Back in the days when it was still deemed safe for teenage girls to go in pairs down back streets of our home city distributing Christian literature, there was a particularly notable tract called ‘Safety, Certainty and Enjoyment’. Its contents have, in the main, dissolved into the haze of memory, but oh, how we long for these precious elements nowadays, to settle like healing balm over our troubled world.
The late News could be renamed ‘Disturber of Sleep’. Question Time and political analysis programmes degenerate into verbal warfare. Those who have authority over us engage in power games for personal recognition, distracted and diverted by rumours of past misbehaviour and the compensation culture. We search in vain for leadership with altruistic motives that can be trusted, and we wish that common sense might prevail as once we thought it did.
Threatened with human extinction from global warming, our young people build barriers in city centres and demonstrate against the powers that be. It is not always easy to discern, historically, whether some youthful minds truly grasp the authenticity of their cause, or whether some will join a good protest for any reason to leave their mark on society and to enjoy the adrenalin rush of battle. May they seek wisdom. What can we tell them? How many have ever heard that “the earth is the Lord’s and the fullness thereof,” and as we push aside His guidance and precepts, we pay a heavy price in misused resources, neglect and greed.
An old man sat breaking stones when a friend passed by. “Well George”, he remarked, “that pile doesn’t seem to get any less.” “No Sir,” replied George, “them stones is like the ten commandments – you can go on breaking them, but that don’t get rid of them.” Instead of good stewardship, we have embraced the misconception of ownership of the earth and its plenteous resources.
As long ago as the Reformation times, Martin Luther offered a note of solace and encouragement in trouble.
A safe stronghold our God is still,

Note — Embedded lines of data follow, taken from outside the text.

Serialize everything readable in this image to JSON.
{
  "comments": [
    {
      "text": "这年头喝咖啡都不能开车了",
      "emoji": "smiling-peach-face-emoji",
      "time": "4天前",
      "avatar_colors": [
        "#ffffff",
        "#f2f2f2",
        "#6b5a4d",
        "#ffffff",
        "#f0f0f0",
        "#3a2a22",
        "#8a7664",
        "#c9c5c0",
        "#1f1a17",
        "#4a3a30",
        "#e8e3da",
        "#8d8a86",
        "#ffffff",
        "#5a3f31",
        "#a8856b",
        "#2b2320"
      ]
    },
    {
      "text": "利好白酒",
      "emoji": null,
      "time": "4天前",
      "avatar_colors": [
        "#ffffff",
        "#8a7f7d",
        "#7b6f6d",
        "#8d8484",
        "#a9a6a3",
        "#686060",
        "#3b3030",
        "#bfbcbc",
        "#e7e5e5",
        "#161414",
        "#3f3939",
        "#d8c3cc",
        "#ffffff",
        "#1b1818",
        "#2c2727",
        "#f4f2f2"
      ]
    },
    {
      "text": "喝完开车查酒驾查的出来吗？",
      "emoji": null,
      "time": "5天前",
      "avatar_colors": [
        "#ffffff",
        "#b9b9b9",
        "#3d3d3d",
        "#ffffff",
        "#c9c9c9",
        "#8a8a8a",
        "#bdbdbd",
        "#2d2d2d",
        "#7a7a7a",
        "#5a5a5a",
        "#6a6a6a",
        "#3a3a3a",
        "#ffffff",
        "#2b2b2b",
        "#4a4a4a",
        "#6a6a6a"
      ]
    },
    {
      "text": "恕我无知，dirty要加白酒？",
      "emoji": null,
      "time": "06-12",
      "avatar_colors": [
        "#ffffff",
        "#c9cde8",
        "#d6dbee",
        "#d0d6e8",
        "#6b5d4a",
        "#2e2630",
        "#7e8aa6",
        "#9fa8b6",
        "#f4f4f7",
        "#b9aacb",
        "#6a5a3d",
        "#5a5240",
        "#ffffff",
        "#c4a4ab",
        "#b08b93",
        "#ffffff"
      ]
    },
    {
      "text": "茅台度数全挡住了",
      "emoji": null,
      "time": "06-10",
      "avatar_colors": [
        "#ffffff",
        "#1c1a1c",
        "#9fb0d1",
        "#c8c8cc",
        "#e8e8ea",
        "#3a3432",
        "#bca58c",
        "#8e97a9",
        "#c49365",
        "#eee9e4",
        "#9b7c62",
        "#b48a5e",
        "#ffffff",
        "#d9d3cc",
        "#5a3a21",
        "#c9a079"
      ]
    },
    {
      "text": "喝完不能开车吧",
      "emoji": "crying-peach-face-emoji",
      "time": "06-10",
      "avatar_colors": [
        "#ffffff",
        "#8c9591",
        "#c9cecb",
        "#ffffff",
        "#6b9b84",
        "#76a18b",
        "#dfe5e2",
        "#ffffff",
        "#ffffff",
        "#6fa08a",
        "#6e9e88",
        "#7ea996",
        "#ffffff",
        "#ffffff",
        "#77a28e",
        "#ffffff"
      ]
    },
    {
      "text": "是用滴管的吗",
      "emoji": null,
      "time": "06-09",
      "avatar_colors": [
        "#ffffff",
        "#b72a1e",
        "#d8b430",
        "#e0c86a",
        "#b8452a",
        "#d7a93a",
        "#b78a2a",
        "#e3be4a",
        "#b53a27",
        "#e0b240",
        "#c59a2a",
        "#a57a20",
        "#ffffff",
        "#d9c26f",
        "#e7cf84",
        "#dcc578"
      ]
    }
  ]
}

a trusty shield and weapon;
He’ll help us clear from all the ill
that has us now o’ertaken.
A paraplegic minister recently wrote, “Though life is full of challenges, remember this one truth, and don’t let go of it – God is faithful. He has this world in his hands!” This comforting reminder does not exempt us from personal, national and global responsibility, but it does offer a light upon the pathway back to humility, reverence and the safe-keeping of the Sovereign Lord who still sends goodness and mercy in our stumbling wake. A large billboard outside a church building reads TRY PRAYING. It does not advocate ritual repetition but the true supplication, repentance and re-commitment of those who are in earnest about changing their ways under God’s watchful care.
The voices of those who are suffering and displaced cry out to us in fear and helplessness, but we struggle to differentiate between those who simply cannot stay where they belong and those whom we fear intend to cherry-pick our economic benefits. Doubt subsumes compassion.
Then, we have also to contend with the invisible hordes who take pleasure in dispatching anonymous messages of hate, insult and threat, dislodging the peace of anyone from schoolmate to politician and celebrity. C S Lewis once urged respect for each soul with this viewpoint; “There are no ORDINARY people. You have never talked to a mere mortal. Nations, cultures, arts, civilization – these are mortal and their life is to ours as a gnat. But it is IMMORTALS whom we joke with, work with, marry, snub and exploit.”
Booker T Washington, who founded the Tuskegee Institute when racial prejudice was at a peak stated, “I will permit no man to narrow and degrade my soul by making me hate him.”
Safety, Certainty and Enjoyment- impossible aims?
Here is a prayer-hymn.
Lighten our darkness, breathe on this flame
until Your justice burns brightly again;
until the nations learn of Your ways,
Seek Your salvation and bring You their praise.